Transverse pulsed-field electrophoresis of DNA has been conducted in a silicon array engineered by optical lithography and the motion of individual molecules observed by fluorescence microscopy. In strong fields, the molecules can be maintained in highly stretched, linear conformations. When the field is switched through an obtuse angle, they head off in the new direction led by what was formerly their tail end. This backtracking gives rise to fractionation that is linear with molecular weight. A simple prescription exists for choosing the field parameters to obtain a particular range of separation. Since the molecular motions are much more uniform than those that occur in a gel, it is anticipated that the arrays will permit more efficient fractionation than traditional pulsed-field gel electrophoresis.

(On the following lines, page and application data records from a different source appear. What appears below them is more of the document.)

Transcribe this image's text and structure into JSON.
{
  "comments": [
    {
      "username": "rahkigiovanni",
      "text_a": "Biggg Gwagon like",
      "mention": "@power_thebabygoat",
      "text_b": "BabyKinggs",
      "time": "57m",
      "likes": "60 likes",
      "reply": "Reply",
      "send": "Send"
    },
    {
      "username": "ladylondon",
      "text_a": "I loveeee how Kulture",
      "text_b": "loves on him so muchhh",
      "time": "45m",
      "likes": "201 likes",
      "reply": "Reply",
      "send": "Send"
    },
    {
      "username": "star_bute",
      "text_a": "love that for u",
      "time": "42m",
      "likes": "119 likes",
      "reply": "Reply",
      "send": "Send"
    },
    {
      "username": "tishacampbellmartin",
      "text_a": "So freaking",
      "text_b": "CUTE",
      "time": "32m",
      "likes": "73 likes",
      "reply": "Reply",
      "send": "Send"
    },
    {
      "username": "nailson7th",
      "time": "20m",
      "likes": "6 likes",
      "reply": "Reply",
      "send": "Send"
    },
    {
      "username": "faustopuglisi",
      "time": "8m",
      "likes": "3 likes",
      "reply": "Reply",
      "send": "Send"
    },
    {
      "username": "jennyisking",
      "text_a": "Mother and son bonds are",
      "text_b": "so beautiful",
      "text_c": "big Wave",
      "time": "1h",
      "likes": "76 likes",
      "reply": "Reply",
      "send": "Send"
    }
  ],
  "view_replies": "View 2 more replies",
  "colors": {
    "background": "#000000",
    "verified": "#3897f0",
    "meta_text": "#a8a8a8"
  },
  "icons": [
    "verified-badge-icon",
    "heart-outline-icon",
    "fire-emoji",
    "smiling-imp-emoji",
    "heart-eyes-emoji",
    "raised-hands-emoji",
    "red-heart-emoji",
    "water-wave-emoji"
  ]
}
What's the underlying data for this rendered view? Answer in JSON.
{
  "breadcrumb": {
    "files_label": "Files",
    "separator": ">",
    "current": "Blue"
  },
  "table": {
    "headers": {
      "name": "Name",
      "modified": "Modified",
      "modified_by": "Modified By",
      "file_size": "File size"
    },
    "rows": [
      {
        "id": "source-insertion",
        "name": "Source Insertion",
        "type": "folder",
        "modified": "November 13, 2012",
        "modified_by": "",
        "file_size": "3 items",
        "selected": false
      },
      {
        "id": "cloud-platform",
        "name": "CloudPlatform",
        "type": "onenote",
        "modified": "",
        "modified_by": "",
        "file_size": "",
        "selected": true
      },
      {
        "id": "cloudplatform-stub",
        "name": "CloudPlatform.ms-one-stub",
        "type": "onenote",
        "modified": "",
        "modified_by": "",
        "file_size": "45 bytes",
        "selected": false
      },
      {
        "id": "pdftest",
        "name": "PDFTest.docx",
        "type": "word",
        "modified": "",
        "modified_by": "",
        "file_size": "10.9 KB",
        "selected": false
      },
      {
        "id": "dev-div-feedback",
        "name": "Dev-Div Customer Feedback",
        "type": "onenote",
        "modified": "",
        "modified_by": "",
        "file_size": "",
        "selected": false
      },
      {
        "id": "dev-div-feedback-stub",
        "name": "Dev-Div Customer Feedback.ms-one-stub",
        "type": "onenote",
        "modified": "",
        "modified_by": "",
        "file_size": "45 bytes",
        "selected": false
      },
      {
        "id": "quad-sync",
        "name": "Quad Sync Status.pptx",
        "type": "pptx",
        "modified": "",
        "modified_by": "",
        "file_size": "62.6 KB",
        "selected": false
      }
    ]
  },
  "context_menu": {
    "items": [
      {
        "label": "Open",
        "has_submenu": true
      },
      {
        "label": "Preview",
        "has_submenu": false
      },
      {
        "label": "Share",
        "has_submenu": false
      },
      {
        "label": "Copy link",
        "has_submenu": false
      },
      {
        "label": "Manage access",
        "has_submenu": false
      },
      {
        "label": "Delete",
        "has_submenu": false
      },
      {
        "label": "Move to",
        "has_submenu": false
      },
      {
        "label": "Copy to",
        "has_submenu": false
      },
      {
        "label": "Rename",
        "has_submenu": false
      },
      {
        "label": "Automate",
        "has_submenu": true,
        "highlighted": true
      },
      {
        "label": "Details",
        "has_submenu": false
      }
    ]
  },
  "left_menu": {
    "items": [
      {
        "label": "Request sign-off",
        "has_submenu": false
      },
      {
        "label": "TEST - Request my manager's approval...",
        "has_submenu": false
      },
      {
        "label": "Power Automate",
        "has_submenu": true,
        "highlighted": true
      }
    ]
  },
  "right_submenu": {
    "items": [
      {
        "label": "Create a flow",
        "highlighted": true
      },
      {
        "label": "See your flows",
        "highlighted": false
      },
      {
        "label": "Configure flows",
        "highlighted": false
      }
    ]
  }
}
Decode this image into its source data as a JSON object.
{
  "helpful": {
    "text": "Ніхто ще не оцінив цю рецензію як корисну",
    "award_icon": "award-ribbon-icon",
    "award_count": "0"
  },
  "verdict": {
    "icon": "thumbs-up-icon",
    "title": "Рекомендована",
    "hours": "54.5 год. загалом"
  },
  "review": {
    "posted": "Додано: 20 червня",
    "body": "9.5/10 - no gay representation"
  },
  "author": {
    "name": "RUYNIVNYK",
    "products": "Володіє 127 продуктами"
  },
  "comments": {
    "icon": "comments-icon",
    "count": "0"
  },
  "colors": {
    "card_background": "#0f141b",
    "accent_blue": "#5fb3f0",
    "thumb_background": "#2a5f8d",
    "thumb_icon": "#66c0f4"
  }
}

Arrays suitably scaled down in size may be useful for pulsed-field sequencing.
All Science Journal Classification (ASJC) codes
- Analytical Chemistry
- Clinical Biochemistry
- Microlithograpic array
- Pulsed-field electrophoresis